● LISTED RECORDS:
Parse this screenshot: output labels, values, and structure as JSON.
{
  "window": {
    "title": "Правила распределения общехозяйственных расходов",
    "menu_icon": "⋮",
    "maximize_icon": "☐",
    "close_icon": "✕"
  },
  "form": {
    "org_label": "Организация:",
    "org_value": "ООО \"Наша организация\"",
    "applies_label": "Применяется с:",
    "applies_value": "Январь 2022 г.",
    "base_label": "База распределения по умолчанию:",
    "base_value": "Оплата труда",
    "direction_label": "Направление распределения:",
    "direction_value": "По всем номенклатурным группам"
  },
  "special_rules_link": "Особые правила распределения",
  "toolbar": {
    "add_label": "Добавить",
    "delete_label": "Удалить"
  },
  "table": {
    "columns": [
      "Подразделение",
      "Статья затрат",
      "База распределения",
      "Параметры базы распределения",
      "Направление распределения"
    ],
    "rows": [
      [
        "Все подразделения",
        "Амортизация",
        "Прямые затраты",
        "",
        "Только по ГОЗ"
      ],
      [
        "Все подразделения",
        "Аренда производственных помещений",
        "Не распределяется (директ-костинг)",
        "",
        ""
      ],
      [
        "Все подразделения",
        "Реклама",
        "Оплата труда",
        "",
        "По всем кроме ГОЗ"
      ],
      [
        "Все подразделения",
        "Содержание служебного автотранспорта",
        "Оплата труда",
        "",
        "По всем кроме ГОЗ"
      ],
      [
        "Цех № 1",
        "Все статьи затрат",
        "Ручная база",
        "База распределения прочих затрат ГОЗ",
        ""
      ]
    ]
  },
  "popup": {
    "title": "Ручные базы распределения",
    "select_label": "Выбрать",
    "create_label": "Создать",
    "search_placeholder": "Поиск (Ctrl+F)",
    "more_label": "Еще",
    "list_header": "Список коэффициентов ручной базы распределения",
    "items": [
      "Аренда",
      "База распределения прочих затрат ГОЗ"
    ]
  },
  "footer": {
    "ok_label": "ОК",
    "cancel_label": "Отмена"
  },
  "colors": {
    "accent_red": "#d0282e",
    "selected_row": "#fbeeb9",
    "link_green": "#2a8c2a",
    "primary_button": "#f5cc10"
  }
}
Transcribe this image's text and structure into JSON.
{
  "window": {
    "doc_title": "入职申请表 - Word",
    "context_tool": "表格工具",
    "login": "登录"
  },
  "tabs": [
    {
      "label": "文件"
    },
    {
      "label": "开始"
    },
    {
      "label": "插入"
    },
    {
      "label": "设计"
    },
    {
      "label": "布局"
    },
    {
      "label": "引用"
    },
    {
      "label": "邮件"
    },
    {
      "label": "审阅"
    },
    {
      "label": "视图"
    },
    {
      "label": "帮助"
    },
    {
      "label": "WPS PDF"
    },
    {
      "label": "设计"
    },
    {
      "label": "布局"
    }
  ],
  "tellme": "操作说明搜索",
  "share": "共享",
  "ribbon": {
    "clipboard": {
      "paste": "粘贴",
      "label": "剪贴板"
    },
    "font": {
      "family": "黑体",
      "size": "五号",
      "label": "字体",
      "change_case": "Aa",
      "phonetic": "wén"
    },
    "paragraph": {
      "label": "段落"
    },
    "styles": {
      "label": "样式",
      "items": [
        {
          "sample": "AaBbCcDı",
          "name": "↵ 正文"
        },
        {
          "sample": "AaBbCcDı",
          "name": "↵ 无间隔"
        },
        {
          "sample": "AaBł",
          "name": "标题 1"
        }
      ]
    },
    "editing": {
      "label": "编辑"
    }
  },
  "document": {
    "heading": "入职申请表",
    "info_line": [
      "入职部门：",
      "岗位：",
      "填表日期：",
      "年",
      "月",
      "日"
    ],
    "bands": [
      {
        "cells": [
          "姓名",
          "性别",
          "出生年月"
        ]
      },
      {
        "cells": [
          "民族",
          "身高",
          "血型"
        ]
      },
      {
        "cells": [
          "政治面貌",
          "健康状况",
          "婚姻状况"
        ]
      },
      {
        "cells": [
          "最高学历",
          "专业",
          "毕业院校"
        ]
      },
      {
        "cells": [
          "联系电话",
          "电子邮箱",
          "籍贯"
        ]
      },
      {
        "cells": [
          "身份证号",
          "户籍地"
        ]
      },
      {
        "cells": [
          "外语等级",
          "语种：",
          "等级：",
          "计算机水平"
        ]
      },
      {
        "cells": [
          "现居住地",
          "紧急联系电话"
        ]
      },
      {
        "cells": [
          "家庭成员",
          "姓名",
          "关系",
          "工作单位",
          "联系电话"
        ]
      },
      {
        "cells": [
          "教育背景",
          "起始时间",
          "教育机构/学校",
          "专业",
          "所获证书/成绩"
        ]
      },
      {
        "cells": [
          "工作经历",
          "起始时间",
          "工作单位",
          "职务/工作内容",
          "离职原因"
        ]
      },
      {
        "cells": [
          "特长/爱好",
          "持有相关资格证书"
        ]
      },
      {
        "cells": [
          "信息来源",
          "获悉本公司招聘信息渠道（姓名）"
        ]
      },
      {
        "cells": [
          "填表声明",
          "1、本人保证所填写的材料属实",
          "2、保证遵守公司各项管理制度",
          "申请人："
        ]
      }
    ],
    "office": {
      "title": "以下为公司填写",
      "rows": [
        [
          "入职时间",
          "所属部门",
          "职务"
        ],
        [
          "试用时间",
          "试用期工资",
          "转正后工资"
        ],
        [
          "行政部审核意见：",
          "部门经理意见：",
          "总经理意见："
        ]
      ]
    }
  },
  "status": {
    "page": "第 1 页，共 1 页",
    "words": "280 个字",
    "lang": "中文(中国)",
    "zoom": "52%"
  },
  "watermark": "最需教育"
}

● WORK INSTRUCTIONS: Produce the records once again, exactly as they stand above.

● ANSWER BOX:
Parse this screenshot: output labels, values, and structure as JSON.
{
  "window": {
    "title": "Правила распределения общехозяйственных расходов",
    "menu_icon": "⋮",
    "maximize_icon": "☐",
    "close_icon": "✕"
  },
  "form": {
    "org_label": "Организация:",
    "org_value": "ООО \"Наша организация\"",
    "applies_label": "Применяется с:",
    "applies_value": "Январь 2022 г.",
    "base_label": "База распределения по умолчанию:",
    "base_value": "Оплата труда",
    "direction_label": "Направление распределения:",
    "direction_value": "По всем номенклатурным группам"
  },
  "special_rules_link": "Особые правила распределения",
  "toolbar": {
    "add_label": "Добавить",
    "delete_label": "Удалить"
  },
  "table": {
    "columns": [
      "Подразделение",
      "Статья затрат",
      "База распределения",
      "Параметры базы распределения",
      "Направление распределения"
    ],
    "rows": [
      [
        "Все подразделения",
        "Амортизация",
        "Прямые затраты",
        "",
        "Только по ГОЗ"
      ],
      [
        "Все подразделения",
        "Аренда производственных помещений",
        "Не распределяется (директ-костинг)",
        "",
        ""
      ],
      [
        "Все подразделения",
        "Реклама",
        "Оплата труда",
        "",
        "По всем кроме ГОЗ"
      ],
      [
        "Все подразделения",
        "Содержание служебного автотранспорта",
        "Оплата труда",
        "",
        "По всем кроме ГОЗ"
      ],
      [
        "Цех № 1",
        "Все статьи затрат",
        "Ручная база",
        "База распределения прочих затрат ГОЗ",
        ""
      ]
    ]
  },
  "popup": {
    "title": "Ручные базы распределения",
    "select_label": "Выбрать",
    "create_label": "Создать",
    "search_placeholder": "Поиск (Ctrl+F)",
    "more_label": "Еще",
    "list_header": "Список коэффициентов ручной базы распределения",
    "items": [
      "Аренда",
      "База распределения прочих затрат ГОЗ"
    ]
  },
  "footer": {
    "ok_label": "ОК",
    "cancel_label": "Отмена"
  },
  "colors": {
    "accent_red": "#d0282e",
    "selected_row": "#fbeeb9",
    "link_green": "#2a8c2a",
    "primary_button": "#f5cc10"
  }
}
Transcribe this image's text and structure into JSON.
{
  "window": {
    "doc_title": "入职申请表 - Word",
    "context_tool": "表格工具",
    "login": "登录"
  },
  "tabs": [
    {
      "label": "文件"
    },
    {
      "label": "开始"
    },
    {
      "label": "插入"
    },
    {
      "label": "设计"
    },
    {
      "label": "布局"
    },
    {
      "label": "引用"
    },
    {
      "label": "邮件"
    },
    {
      "label": "审阅"
    },
    {
      "label": "视图"
    },
    {
      "label": "帮助"
    },
    {
      "label": "WPS PDF"
    },
    {
      "label": "设计"
    },
    {
      "label": "布局"
    }
  ],
  "tellme": "操作说明搜索",
  "share": "共享",
  "ribbon": {
    "clipboard": {
      "paste": "粘贴",
      "label": "剪贴板"
    },
    "font": {
      "family": "黑体",
      "size": "五号",
      "label": "字体",
      "change_case": "Aa",
      "phonetic": "wén"
    },
    "paragraph": {
      "label": "段落"
    },
    "styles": {
      "label": "样式",
      "items": [
        {
          "sample": "AaBbCcDı",
          "name": "↵ 正文"
        },
        {
          "sample": "AaBbCcDı",
          "name": "↵ 无间隔"
        },
        {
          "sample": "AaBł",
          "name": "标题 1"
        }
      ]
    },
    "editing": {
      "label": "编辑"
    }
  },
  "document": {
    "heading": "入职申请表",
    "info_line": [
      "入职部门：",
      "岗位：",
      "填表日期：",
      "年",
      "月",
      "日"
    ],
    "bands": [
      {
        "cells": [
          "姓名",
          "性别",
          "出生年月"
        ]
      },
      {
        "cells": [
          "民族",
          "身高",
          "血型"
        ]
      },
      {
        "cells": [
          "政治面貌",
          "健康状况",
          "婚姻状况"
        ]
      },
      {
        "cells": [
          "最高学历",
          "专业",
          "毕业院校"
        ]
      },
      {
        "cells": [
          "联系电话",
          "电子邮箱",
          "籍贯"
        ]
      },
      {
        "cells": [
          "身份证号",
          "户籍地"
        ]
      },
      {
        "cells": [
          "外语等级",
          "语种：",
          "等级：",
          "计算机水平"
        ]
      },
      {
        "cells": [
          "现居住地",
          "紧急联系电话"
        ]
      },
      {
        "cells": [
          "家庭成员",
          "姓名",
          "关系",
          "工作单位",
          "联系电话"
        ]
      },
      {
        "cells": [
          "教育背景",
          "起始时间",
          "教育机构/学校",
          "专业",
          "所获证书/成绩"
        ]
      },
      {
        "cells": [
          "工作经历",
          "起始时间",
          "工作单位",
          "职务/工作内容",
          "离职原因"
        ]
      },
      {
        "cells": [
          "特长/爱好",
          "持有相关资格证书"
        ]
      },
      {
        "cells": [
          "信息来源",
          "获悉本公司招聘信息渠道（姓名）"
        ]
      },
      {
        "cells": [
          "填表声明",
          "1、本人保证所填写的材料属实",
          "2、保证遵守公司各项管理制度",
          "申请人："
        ]
      }
    ],
    "office": {
      "title": "以下为公司填写",
      "rows": [
        [
          "入职时间",
          "所属部门",
          "职务"
        ],
        [
          "试用时间",
          "试用期工资",
          "转正后工资"
        ],
        [
          "行政部审核意见：",
          "部门经理意见：",
          "总经理意见："
        ]
      ]
    }
  },
  "status": {
    "page": "第 1 页，共 1 页",
    "words": "280 个字",
    "lang": "中文(中国)",
    "zoom": "52%"
  },
  "watermark": "最需教育"
}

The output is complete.